Don’t rush through your unread emails this tax season. Sophisticated W-2 phishing scams are likely to hit your inbox soon.
For several years now, cyber criminals have successfully used sophisticated social engineering tactics to dupe hundreds of payroll and HR departments into providing W-2 data on their employees, which results in the filing of fraudulent tax returns, identity theft cases, and even class-action lawsuits against the company.
Who’s Targeted: Payroll & HR Departments; Accounting Firms & CPAs
Who’s Sending: Sophisticated, career cyber criminals interested in profiting through the sale of bulk W-2 and identity information
The Consequences: Fraudulent tax returns, identity theft, class-action lawsuits
Successful attacks are incredibly disruptive to employees, extremely expensive for employers—and completely avoidable with awareness training.
What to Look Out For
The typical W-2 phishing email is spoofed to look like it is from a high-level executive and asks the employee to provide W-2 or other tax-related information either by replying to the phishing email, by sending the information to another email address, or to upload it to a server owned by the bad guys.
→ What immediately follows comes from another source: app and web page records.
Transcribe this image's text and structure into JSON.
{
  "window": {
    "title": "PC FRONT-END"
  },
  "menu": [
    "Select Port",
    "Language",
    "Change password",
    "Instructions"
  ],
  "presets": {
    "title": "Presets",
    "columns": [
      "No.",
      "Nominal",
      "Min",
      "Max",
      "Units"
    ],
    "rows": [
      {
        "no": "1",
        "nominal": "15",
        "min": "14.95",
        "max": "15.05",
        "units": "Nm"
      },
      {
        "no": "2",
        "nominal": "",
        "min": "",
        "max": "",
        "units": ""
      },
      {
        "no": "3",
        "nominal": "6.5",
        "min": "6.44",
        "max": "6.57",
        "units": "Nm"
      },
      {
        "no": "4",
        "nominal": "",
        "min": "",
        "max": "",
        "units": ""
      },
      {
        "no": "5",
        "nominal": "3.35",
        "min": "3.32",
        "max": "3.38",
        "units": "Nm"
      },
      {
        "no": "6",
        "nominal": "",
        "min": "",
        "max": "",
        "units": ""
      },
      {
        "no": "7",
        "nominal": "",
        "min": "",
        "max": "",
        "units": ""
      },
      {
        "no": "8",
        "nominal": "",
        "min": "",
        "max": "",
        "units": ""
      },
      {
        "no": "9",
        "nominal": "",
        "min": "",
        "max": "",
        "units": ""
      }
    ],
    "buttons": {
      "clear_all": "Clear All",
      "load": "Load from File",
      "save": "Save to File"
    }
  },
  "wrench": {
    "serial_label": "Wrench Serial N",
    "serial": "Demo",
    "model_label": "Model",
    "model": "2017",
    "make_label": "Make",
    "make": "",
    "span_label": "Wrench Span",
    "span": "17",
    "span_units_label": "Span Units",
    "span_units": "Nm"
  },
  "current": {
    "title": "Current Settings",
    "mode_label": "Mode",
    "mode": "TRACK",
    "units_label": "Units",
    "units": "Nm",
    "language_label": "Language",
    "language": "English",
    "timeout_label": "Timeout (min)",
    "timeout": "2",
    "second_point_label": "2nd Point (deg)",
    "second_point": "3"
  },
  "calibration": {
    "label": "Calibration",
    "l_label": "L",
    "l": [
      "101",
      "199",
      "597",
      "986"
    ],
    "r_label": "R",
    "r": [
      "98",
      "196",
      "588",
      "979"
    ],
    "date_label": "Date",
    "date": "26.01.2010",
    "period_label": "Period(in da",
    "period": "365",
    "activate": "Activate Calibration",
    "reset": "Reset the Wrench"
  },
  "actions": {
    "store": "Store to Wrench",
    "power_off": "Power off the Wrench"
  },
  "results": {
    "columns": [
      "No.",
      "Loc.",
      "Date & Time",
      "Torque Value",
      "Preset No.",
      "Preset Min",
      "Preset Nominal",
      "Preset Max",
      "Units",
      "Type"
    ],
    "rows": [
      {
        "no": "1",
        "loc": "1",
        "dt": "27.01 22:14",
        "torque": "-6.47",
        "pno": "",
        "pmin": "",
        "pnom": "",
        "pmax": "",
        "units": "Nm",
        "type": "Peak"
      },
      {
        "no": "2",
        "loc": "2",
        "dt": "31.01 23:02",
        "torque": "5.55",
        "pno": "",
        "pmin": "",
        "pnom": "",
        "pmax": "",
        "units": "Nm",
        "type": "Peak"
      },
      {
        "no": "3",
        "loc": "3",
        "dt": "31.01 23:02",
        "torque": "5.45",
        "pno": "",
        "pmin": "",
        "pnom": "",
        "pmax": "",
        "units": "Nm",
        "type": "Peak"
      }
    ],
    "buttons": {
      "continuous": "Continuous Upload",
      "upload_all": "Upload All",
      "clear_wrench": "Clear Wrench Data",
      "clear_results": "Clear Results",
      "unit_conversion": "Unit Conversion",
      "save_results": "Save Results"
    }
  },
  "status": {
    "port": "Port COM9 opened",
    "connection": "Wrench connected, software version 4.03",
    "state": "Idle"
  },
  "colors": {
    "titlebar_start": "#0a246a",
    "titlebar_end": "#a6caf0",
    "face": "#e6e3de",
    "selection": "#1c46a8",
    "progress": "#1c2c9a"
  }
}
In many instances, the request for the information comes with a high sense of urgency, which compels the employee to act quickly. Plus, the appearance of the emails are designed to be replicas of legitimate emails from the executive and often contain the actual signature block.
Urgency coupled with the appearance of authenticity often cause the recipient to act without second thought.
How to Keep Your Employees from Falling for W-2 Scams
Warn your employees to “Think Before They Click” and to follow proper procedure—especiallywhen the email contains a strange request and appears to be from the CEO.
Inoculate Your Employees With Security Awareness Training
Corsica Technologies provides simulated phishing and online security awareness training to businesses seeking to bolster their security through employee education. If you’re already a Security Awareness Training customer, you have access to ready-to-send W-2 phishing templates similar to the one below to train employees with access to employee W-2 information.
What To Do If Your Company Receives a W-2 Phishing Email
Do: Forward the email to firstname.lastname@example.org and place “W2 Scam” in the subject line
Don’t: Reply or forward the email to other employees or executives
Organizations that receive the scams or fall victim to them should file a complaint with the Internet Crime Complaint Center (IC3,) operated by the FBI.
Employees whose Forms W-2 have been stolen should review the recommended actions by the Federal Trade Commission at www.identitytheft.gov or the IRS at www.irs.gov/identitytheft.
Employees should file a Form 14039 (PDF) Identity Theft Affidavit, if the employee’s own tax return rejects because of a duplicate Social Security number or if instructed to do so by the IRS. As a rule of thumb, file your taxes quickly.
Interested in preparing your employees for sophisticated phishing attempts? Email us and ask us about a demo of our simulated phishing tool.